On June 29, much of the power sector rejoiced when the U.S. Supreme Court struck down the Environmental Protection Agency’s (EPA’s) Mercury and Air Toxics Standards (MATS) rule, finding that the EPA had erred in not considering costs during its rulemaking. But although this ruling may offer fans of coal power some moral support, its practical effect will likely be limited.
Why? The most obvious reason is that the effects of MATS are largely now “baked in,” since the compliance deadline passed before the ruling came down. The scores of plants that shut down to avoid MATS compliance costs are not going to restart. The deeper reason, though, is that the EPA is not in a position to accept defeat and move on. Because of that, “MATS 2.0” is a near-certainty.
To understand where the EPA goes now, it’s useful to consider how it got here. The process began with the 1990 amendments to the Clean Air Act (CAA), which came about due to congressional dissatisfaction with the EPA’s progress in regulating hazardous air pollutants (HAPs). One of the things that changed was that Congress took away much of the EPA’s discretion over whether to regulate a long list of HAPs, and mercury was on that list. The EPA was directed to compile a list of HAP sources and publish emissions standards for them.
Power plants, however, got different treatment from other sources. Under Section 112 of the CAA, the EPA must first conduct a study of the public health hazards “reasonably anticipated to occur” as a result of each HAP, and then issue emissions regulations where “appropriate and necessary.”
The mercury study was completed in 1998, and one of the final acts of the Clinton administration EPA—in December 2000—was to find “that regulation of HAP emissions from coal- and oil-fired electric utility steam generating units under section 112 of the CAA is appropriate and necessary.” That put power plants on the list of mercury sources to be regulated and started the clock on a mercury emissions regulation.
Or rather, it would have, had the Bush administration EPA not reversed the December 2000 finding in 2005. The stated rationale for removing power plants from the section 112 listing was a new conclusion that the EPA lacked authority to base regulations under the CAA on environmental considerations as well as health hazards, and that other regulations—including hypothetical future regulations—under the CAA would adequately address mercury emissions. Instead, it issued the Clean Air Mercury Rule, which employed a market-based cap-and-trade system to reduce emissions.
That move, not surprisingly, drew litigation. In early 2008, the D.C. Circuit reversed the action on the grounds that the 1990 amendments gave the EPA no discretion to remove a HAP source from the listing once it had been added.

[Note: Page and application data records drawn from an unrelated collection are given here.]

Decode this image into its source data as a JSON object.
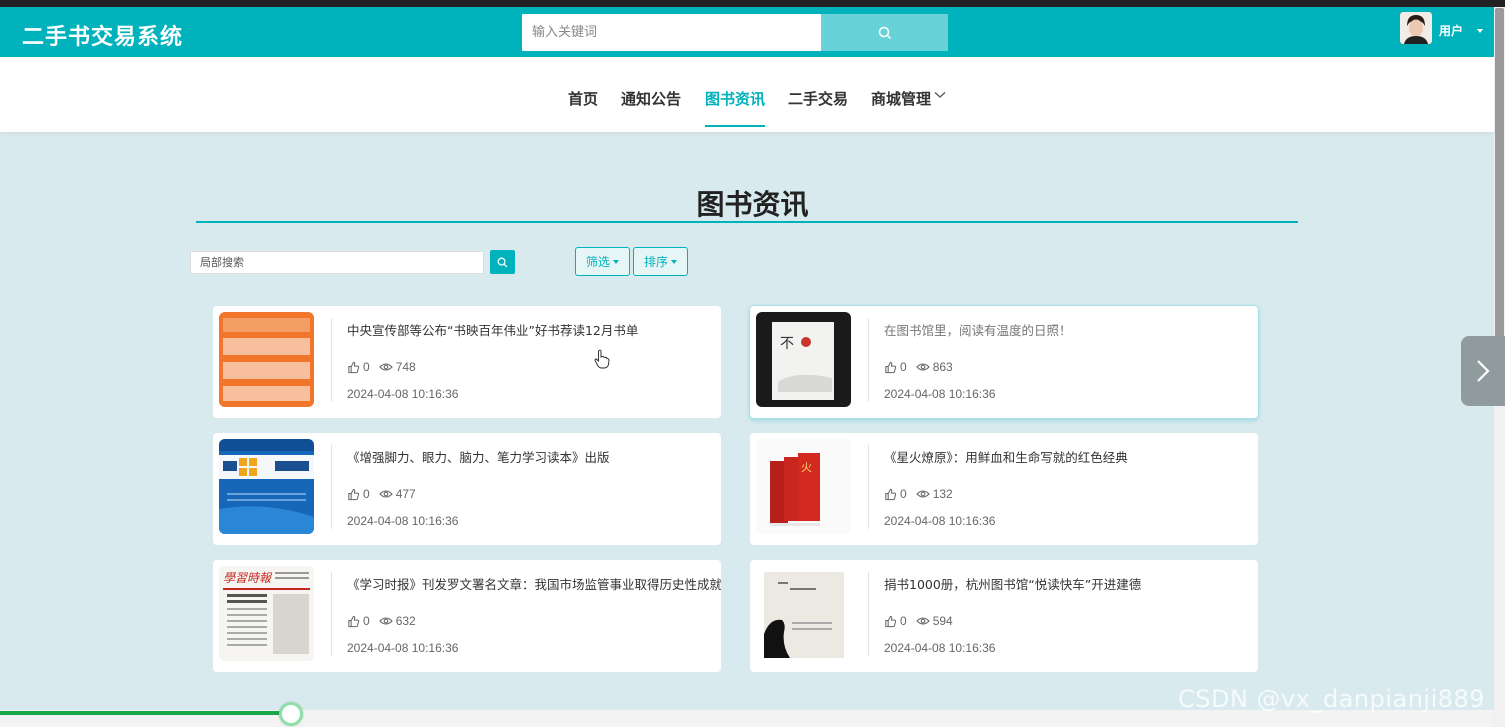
{
  "app": {
    "title": "二手书交易系统"
  },
  "header": {
    "search_placeholder": "输入关键词",
    "username": "用户",
    "accent_color": "#00b2bb"
  },
  "nav": {
    "items": [
      {
        "label": "首页"
      },
      {
        "label": "通知公告"
      },
      {
        "label": "图书资讯",
        "active": true
      },
      {
        "label": "二手交易"
      },
      {
        "label": "商城管理",
        "has_dropdown": true
      }
    ]
  },
  "page": {
    "title": "图书资讯",
    "local_search_placeholder": "局部搜索",
    "filter_label": "筛选",
    "sort_label": "排序"
  },
  "articles": [
    {
      "title": "中央宣传部等公布“书映百年伟业”好书荐读12月书单",
      "likes": "0",
      "views": "748",
      "date": "2024-04-08 10:16:36"
    },
    {
      "title": "在图书馆里，阅读有温度的日照！",
      "likes": "0",
      "views": "863",
      "date": "2024-04-08 10:16:36"
    },
    {
      "title": "《增强脚力、眼力、脑力、笔力学习读本》出版",
      "likes": "0",
      "views": "477",
      "date": "2024-04-08 10:16:36"
    },
    {
      "title": "《星火燎原》：用鲜血和生命写就的红色经典",
      "likes": "0",
      "views": "132",
      "date": "2024-04-08 10:16:36"
    },
    {
      "title": "《学习时报》刊发罗文署名文章：我国市场监管事业取得历史性成就",
      "likes": "0",
      "views": "632",
      "date": "2024-04-08 10:16:36"
    },
    {
      "title": "捐书1000册，杭州图书馆“悦读快车”开进建德",
      "likes": "0",
      "views": "594",
      "date": "2024-04-08 10:16:36"
    }
  ],
  "video_progress": 0.195,
  "watermark": "CSDN @vx_danpianji889"
}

While the Bush EPA did little in response to the D.C. Circuit ruling, the Obama administration announced almost immediately after taking office that it would accept the decision and craft a new rule. But it also did more than that. In October 2009, the EPA entered a consent decree that required it to develop the long-delayed mercury standards and finalize them by November 2011. Though it would miss that deadline by a month, the final rule, released in December, went into effect the following April. Three-plus years later, a little more than two months after the compliance deadline, came Michigan v. EPA.
Not the End, Just Another Chapter

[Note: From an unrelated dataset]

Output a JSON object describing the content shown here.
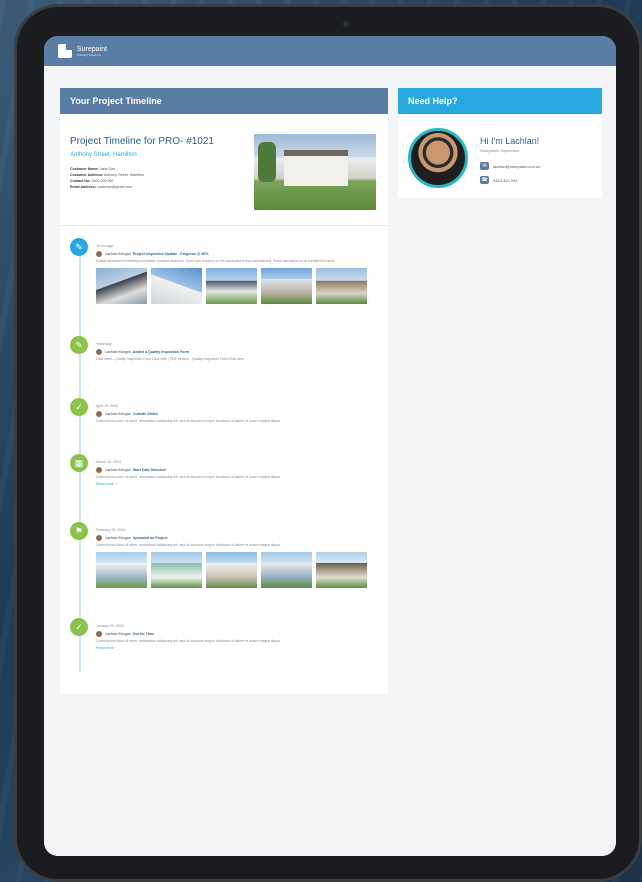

What all this means is that the Supreme Court ruling does not spell the end of power plant mercury emissions regulations. The decision did not address the CAA’s listing of mercury as a pollutant or the wisdom of the EPA’s decision to include power plants as emissions sources. Those questions were not before the court. Rather, it turned on whether the EPA was required to consider costs in making the decision.
The EPA’s interpretation of the CAA was that it did not have to consider costs as part of the “appropriate and necessary” determination, though it could choose to do so. The D.C. Circuit in 2013 felt this was within reasonable agency discretion, but the Supreme Court, reading “appropriate and necessary” more broadly (and relying on other elements of the amendments that mention costs), ruled that the EPA erred in disregarding such an obvious consideration. The EPA’s position was weakened by the fact that it used an expansive reading of the clause to include a wide variety of environmental impacts in its decision making but turned around and applied a much more narrow reading to exclude economic impacts.
The Supreme Court, though, stopped at that point. “We need not and do not hold that the law unambiguously required… a formal cost-benefit analysis,” it said. “It will be up to the Agency to decide (as always, within the limits of reasonable interpretation) how to account for cost.” In other words, the EPA can still include power plants as sources; it just has to consider costs in a new rulemaking.
It will not have escaped notice that the course of this saga has been greatly affected by the current occupant of the White House. With President Obama leaving office in early 2017, it’s uncertain if the EPA can address the court’s concerns in time, but it hopes to complete the consideration of costs by next April.
Even if the next president decides to rein in the EPA’s current regulatory campaign, such moves will draw more litigation. In any event, the EPA will likely have to issue some sort of mercury emissions rule eventually. Given that uncertainty, and the decisions that have already been made in response to MATS 1.0, the shape of MATS 2.0 may not matter much.
— Thomas W. Overton JD is a POWER associate editor.